Task item: Could every line of the data be copied out once more, exactly?

(Data records for software interfaces)
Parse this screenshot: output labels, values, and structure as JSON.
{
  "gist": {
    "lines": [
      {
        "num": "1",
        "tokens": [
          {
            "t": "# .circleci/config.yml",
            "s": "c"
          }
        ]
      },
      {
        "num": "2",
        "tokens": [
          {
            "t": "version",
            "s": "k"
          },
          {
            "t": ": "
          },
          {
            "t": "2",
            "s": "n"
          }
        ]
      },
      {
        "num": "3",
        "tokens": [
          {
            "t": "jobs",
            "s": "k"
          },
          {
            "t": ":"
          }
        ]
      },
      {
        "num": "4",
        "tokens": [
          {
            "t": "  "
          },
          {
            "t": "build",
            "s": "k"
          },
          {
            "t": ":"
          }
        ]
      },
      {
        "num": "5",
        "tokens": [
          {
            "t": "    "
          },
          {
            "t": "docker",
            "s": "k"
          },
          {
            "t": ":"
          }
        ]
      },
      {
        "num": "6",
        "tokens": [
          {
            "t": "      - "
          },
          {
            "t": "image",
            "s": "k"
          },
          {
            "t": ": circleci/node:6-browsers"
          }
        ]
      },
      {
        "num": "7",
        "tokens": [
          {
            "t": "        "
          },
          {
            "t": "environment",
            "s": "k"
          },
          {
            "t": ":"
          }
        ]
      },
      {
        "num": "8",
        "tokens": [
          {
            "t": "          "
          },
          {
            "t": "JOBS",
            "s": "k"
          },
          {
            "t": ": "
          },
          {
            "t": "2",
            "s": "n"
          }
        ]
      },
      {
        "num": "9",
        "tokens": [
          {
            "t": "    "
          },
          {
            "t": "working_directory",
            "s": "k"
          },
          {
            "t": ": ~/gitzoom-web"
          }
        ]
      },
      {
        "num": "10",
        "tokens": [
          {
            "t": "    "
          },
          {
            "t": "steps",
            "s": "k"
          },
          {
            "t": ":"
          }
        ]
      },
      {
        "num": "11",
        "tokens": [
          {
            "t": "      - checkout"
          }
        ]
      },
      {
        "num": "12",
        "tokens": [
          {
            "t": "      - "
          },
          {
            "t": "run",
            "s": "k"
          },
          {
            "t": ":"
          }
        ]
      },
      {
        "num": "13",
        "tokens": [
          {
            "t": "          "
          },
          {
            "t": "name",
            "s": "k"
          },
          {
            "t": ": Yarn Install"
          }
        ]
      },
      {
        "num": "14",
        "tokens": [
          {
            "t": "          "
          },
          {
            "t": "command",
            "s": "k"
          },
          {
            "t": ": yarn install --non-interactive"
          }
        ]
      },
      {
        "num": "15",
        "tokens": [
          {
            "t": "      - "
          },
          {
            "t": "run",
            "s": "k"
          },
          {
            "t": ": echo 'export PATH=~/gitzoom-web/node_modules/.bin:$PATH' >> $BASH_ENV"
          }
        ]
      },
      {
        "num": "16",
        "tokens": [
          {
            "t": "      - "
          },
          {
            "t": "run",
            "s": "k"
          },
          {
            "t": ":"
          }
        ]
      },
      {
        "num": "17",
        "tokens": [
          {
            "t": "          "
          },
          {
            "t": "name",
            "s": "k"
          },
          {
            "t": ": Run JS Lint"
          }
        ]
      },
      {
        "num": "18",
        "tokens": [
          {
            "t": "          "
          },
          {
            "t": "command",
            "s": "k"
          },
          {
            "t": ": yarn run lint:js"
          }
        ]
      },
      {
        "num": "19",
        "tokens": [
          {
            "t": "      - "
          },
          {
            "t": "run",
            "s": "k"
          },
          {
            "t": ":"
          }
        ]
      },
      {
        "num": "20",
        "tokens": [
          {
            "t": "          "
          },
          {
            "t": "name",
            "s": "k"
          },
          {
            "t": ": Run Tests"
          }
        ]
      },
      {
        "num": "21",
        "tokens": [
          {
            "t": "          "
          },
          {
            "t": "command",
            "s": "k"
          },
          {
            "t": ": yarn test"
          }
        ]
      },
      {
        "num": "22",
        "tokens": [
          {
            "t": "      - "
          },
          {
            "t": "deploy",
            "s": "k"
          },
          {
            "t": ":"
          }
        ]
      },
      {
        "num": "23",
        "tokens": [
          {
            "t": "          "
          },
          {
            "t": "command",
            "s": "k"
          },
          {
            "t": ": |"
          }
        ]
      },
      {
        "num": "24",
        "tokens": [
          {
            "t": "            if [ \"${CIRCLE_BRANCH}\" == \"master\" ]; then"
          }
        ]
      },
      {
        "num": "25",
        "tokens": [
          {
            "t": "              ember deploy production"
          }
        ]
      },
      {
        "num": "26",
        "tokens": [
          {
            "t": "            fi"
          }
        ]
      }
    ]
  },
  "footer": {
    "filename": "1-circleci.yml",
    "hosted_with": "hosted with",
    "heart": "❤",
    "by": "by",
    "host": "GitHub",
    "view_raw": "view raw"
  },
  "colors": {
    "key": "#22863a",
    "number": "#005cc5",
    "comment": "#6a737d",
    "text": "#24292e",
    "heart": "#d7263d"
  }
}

Solved exercise:
Parse this screenshot: output labels, values, and structure as JSON.
{
  "gist": {
    "lines": [
      {
        "num": "1",
        "tokens": [
          {
            "t": "# .circleci/config.yml",
            "s": "c"
          }
        ]
      },
      {
        "num": "2",
        "tokens": [
          {
            "t": "version",
            "s": "k"
          },
          {
            "t": ": "
          },
          {
            "t": "2",
            "s": "n"
          }
        ]
      },
      {
        "num": "3",
        "tokens": [
          {
            "t": "jobs",
            "s": "k"
          },
          {
            "t": ":"
          }
        ]
      },
      {
        "num": "4",
        "tokens": [
          {
            "t": "  "
          },
          {
            "t": "build",
            "s": "k"
          },
          {
            "t": ":"
          }
        ]
      },
      {
        "num": "5",
        "tokens": [
          {
            "t": "    "
          },
          {
            "t": "docker",
            "s": "k"
          },
          {
            "t": ":"
          }
        ]
      },
      {
        "num": "6",
        "tokens": [
          {
            "t": "      - "
          },
          {
            "t": "image",
            "s": "k"
          },
          {
            "t": ": circleci/node:6-browsers"
          }
        ]
      },
      {
        "num": "7",
        "tokens": [
          {
            "t": "        "
          },
          {
            "t": "environment",
            "s": "k"
          },
          {
            "t": ":"
          }
        ]
      },
      {
        "num": "8",
        "tokens": [
          {
            "t": "          "
          },
          {
            "t": "JOBS",
            "s": "k"
          },
          {
            "t": ": "
          },
          {
            "t": "2",
            "s": "n"
          }
        ]
      },
      {
        "num": "9",
        "tokens": [
          {
            "t": "    "
          },
          {
            "t": "working_directory",
            "s": "k"
          },
          {
            "t": ": ~/gitzoom-web"
          }
        ]
      },
      {
        "num": "10",
        "tokens": [
          {
            "t": "    "
          },
          {
            "t": "steps",
            "s": "k"
          },
          {
            "t": ":"
          }
        ]
      },
      {
        "num": "11",
        "tokens": [
          {
            "t": "      - checkout"
          }
        ]
      },
      {
        "num": "12",
        "tokens": [
          {
            "t": "      - "
          },
          {
            "t": "run",
            "s": "k"
          },
          {
            "t": ":"
          }
        ]
      },
      {
        "num": "13",
        "tokens": [
          {
            "t": "          "
          },
          {
            "t": "name",
            "s": "k"
          },
          {
            "t": ": Yarn Install"
          }
        ]
      },
      {
        "num": "14",
        "tokens": [
          {
            "t": "          "
          },
          {
            "t": "command",
            "s": "k"
          },
          {
            "t": ": yarn install --non-interactive"
          }
        ]
      },
      {
        "num": "15",
        "tokens": [
          {
            "t": "      - "
          },
          {
            "t": "run",
            "s": "k"
          },
          {
            "t": ": echo 'export PATH=~/gitzoom-web/node_modules/.bin:$PATH' >> $BASH_ENV"
          }
        ]
      },
      {
        "num": "16",
        "tokens": [
          {
            "t": "      - "
          },
          {
            "t": "run",
            "s": "k"
          },
          {
            "t": ":"
          }
        ]
      },
      {
        "num": "17",
        "tokens": [
          {
            "t": "          "
          },
          {
            "t": "name",
            "s": "k"
          },
          {
            "t": ": Run JS Lint"
          }
        ]
      },
      {
        "num": "18",
        "tokens": [
          {
            "t": "          "
          },
          {
            "t": "command",
            "s": "k"
          },
          {
            "t": ": yarn run lint:js"
          }
        ]
      },
      {
        "num": "19",
        "tokens": [
          {
            "t": "      - "
          },
          {
            "t": "run",
            "s": "k"
          },
          {
            "t": ":"
          }
        ]
      },
      {
        "num": "20",
        "tokens": [
          {
            "t": "          "
          },
          {
            "t": "name",
            "s": "k"
          },
          {
            "t": ": Run Tests"
          }
        ]
      },
      {
        "num": "21",
        "tokens": [
          {
            "t": "          "
          },
          {
            "t": "command",
            "s": "k"
          },
          {
            "t": ": yarn test"
          }
        ]
      },
      {
        "num": "22",
        "tokens": [
          {
            "t": "      - "
          },
          {
            "t": "deploy",
            "s": "k"
          },
          {
            "t": ":"
          }
        ]
      },
      {
        "num": "23",
        "tokens": [
          {
            "t": "          "
          },
          {
            "t": "command",
            "s": "k"
          },
          {
            "t": ": |"
          }
        ]
      },
      {
        "num": "24",
        "tokens": [
          {
            "t": "            if [ \"${CIRCLE_BRANCH}\" == \"master\" ]; then"
          }
        ]
      },
      {
        "num": "25",
        "tokens": [
          {
            "t": "              ember deploy production"
          }
        ]
      },
      {
        "num": "26",
        "tokens": [
          {
            "t": "            fi"
          }
        ]
      }
    ]
  },
  "footer": {
    "filename": "1-circleci.yml",
    "hosted_with": "hosted with",
    "heart": "❤",
    "by": "by",
    "host": "GitHub",
    "view_raw": "view raw"
  },
  "colors": {
    "key": "#22863a",
    "number": "#005cc5",
    "comment": "#6a737d",
    "text": "#24292e",
    "heart": "#d7263d"
  }
}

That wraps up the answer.